The organization has found, through literature reviews as well as talking to experts, that medication adherence for people with these chronic conditions is a major problem. This group considers medicine safety a major aspect of their mission, according to Erin Arcand, a consultant that has been working with the campaign since March.

Arcand stated that poor medication adherence could occur when patients start to feel better and then think they no longer need their medication. They fail to realize that, in most cases, this behavior will lead to frequent hospital visits in the near future.

“It’s about understanding your medicine as well as your own illness. Every case is different,” said Arcand.

Adhering to medication means taking prescriptions in a manner that is directed by a health care professional. Poor medication adherence is a national problem that costs Americans $290 billion a year. In terms of human health and fiscal value- this issue is 100 percent preventable. Statistics show that one out of three people never fill their prescriptions.

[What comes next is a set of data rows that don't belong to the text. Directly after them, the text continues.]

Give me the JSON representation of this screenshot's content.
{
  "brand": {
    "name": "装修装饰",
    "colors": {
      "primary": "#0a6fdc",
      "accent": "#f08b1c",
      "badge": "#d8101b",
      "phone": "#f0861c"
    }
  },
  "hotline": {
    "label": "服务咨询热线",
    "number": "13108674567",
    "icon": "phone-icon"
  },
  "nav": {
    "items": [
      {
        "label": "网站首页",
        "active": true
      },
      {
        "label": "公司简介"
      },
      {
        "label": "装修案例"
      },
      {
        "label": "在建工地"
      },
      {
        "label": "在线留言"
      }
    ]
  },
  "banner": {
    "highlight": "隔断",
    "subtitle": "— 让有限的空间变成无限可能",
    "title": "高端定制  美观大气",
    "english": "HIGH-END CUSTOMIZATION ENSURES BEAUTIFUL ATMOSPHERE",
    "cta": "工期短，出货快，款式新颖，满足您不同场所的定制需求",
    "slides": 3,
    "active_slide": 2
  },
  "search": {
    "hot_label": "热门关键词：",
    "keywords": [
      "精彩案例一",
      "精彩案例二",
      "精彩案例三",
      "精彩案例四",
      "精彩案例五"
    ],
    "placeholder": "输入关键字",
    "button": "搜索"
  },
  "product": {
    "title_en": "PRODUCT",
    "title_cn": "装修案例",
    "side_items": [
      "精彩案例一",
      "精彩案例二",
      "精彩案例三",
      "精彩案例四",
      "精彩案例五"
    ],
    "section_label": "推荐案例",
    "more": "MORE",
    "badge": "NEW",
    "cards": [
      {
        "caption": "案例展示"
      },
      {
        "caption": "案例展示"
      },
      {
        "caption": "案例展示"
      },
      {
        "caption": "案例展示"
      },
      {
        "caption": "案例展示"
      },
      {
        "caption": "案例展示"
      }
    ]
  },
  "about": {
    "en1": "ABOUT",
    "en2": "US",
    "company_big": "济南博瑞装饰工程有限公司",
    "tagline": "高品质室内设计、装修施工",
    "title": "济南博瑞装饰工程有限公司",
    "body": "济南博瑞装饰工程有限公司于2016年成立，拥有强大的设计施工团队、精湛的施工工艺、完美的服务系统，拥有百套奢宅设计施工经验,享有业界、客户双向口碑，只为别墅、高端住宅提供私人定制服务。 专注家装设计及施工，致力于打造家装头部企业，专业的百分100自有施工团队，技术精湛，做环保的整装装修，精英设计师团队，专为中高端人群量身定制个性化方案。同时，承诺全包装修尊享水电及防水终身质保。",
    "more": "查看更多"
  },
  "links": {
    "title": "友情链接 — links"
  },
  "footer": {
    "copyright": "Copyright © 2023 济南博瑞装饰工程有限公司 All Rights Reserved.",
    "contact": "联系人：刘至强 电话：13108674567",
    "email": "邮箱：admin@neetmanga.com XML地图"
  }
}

More than one third of medication-related hospital admissions are linked to poor adherence.

“People who don’t take their medication correctly and then end up in the hospital for it are distracting health care professionals from taking care of those involved in accidents that could not have been prevented, like someone who breaks their collar while skateboarding,” said Poisson, who happened to have experienced this first hand.

Learning about this campaign has helped Poisson realize how much public health needs guidance and how he could help. Poisson is also a member of Kappa Psi, a pharmaceutical fraternity at URI, which has allowed him to travel to other campuses involved in the campaign.

“They want to win just as much as we do,” said Poisson.

Although competition gives the campaign an edge, the main purpose is to help patients and caregivers avoid medication errors and to aid pharmacists in learning better communication skills.

“Each pharmacist has their own way of getting the message of medication adherence to their patients, what Script Your Future is trying to do is bring all of these different methods together. Patients need to understand there’s a team behind their care,” said Arcand.

Before the campaign began, a baseline survey was conducted to see where the six target cities- Providence, R.I., Baltimore, Md., Birmingham, Ala., Cincinnati, Ohio, Raleigh, N.C. and Sacramento, Calif.- stood in terms of medication adherence. This survey will be replicated and conducted again at the end of the Script Your Future campaign to see which city’s medication adherence improved the most.